But it is that evolved sense of basic morality that sometimes ventures outside those cultural norms, and recalls the instinctive feelings of conscience that guide our behavior toward social cooperation. This sense of conscience is what spurred the Magna Carta and other historic declarations of human rights, as well as the abolition of slavery in most modern societies. And just as is the case with moral truths (as I discuss in this article), there is no objective existence of human rights. Rather, the existence of human rights is a matter of opinion. In many cultures in our history, there simply was no notion of human rights. In some cultures there was a limited acceptance of rights that didn't apply equally to all people. And in much of modern society, we have the notion that human rights are self-evident, in the same way that our understanding of moral facts is often regarded as objective truth.

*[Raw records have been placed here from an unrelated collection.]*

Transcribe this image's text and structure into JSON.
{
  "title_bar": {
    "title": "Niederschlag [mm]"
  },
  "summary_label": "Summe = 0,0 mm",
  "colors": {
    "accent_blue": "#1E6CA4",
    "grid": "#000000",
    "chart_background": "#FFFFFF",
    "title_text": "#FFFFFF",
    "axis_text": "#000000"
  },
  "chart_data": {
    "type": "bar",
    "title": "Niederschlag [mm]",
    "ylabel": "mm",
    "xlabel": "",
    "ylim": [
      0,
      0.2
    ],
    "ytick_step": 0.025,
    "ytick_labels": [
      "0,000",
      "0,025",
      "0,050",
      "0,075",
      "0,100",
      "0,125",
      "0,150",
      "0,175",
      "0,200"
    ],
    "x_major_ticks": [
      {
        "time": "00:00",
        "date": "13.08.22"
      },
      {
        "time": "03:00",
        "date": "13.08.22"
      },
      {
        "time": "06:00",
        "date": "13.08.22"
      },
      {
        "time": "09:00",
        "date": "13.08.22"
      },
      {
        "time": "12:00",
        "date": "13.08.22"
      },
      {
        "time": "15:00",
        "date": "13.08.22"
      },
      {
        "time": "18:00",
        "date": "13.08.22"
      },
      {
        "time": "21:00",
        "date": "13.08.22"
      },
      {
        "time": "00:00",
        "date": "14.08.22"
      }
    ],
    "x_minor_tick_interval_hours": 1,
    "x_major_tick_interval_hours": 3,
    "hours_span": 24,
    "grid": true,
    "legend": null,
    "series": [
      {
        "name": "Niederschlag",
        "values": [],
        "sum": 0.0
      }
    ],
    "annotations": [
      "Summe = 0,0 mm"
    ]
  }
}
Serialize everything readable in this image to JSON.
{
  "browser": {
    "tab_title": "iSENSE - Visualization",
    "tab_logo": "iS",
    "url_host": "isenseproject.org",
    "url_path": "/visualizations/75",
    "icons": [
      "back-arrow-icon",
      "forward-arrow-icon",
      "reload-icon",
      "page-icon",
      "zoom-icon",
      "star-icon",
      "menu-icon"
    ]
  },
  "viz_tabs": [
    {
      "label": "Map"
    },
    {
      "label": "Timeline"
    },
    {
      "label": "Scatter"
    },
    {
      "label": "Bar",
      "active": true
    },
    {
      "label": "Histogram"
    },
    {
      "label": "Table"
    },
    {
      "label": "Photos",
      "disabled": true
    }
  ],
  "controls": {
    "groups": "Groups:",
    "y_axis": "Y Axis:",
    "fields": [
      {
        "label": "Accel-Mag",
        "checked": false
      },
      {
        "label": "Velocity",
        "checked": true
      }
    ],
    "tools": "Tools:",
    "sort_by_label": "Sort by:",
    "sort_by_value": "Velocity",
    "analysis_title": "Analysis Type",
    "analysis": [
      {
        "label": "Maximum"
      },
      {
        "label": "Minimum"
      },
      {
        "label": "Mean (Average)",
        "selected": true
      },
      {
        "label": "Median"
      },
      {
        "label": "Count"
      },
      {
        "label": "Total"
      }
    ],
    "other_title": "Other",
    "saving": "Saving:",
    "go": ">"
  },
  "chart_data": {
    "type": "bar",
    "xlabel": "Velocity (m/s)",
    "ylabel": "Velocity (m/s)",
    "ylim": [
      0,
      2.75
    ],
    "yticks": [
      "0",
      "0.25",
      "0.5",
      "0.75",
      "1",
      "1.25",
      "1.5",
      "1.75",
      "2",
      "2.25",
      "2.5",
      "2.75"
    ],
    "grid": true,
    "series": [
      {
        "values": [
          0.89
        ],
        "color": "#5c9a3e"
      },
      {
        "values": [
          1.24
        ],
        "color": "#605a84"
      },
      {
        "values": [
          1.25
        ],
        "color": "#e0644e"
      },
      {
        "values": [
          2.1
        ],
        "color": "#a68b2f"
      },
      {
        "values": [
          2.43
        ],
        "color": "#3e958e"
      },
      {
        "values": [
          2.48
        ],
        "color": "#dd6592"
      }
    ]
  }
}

Typically, this belief translates to the idea that they are granted by God. But the reality is that they are a reflection of our culturally-influenced beliefs.
That does not imply that there are, or that there should be no human rights. Reppert's understanding that naturalism implies an absence of human rights (as well as morality) is simply wrong. We evolved as social creatures who survived best in a cooperative society. And that evolutionary background doesn't just vanish when society adopts religious beliefs that ascribe our sense of morality to God. We may abandon parts of our sense of morality when certain economic and cultural influences come to dominate our behavior and our beliefs, but in the long run, especially when our more basic needs are met, we return to the moral instincts that are part of our nature. And it isn't religious belief that brings those instincts to the front. That should be obvious from the absence of human rights during the dark ages, when Christian belief dominated society in Europe.
When human rights are recognized by society, it is mankind making that recognition, and through human institutions of authority and government, we grant those rights to our fellow humans. While religious people like Victor think that it is absurd to think that human rights could exist in a naturalistic world, a realistic look at history reveals that it is absurd to think that religion has played any significant role in the establishment of human rights, but much more reasonable to make a such a link with secular governmental institutions. Human rights exist because enlightened people believe they should.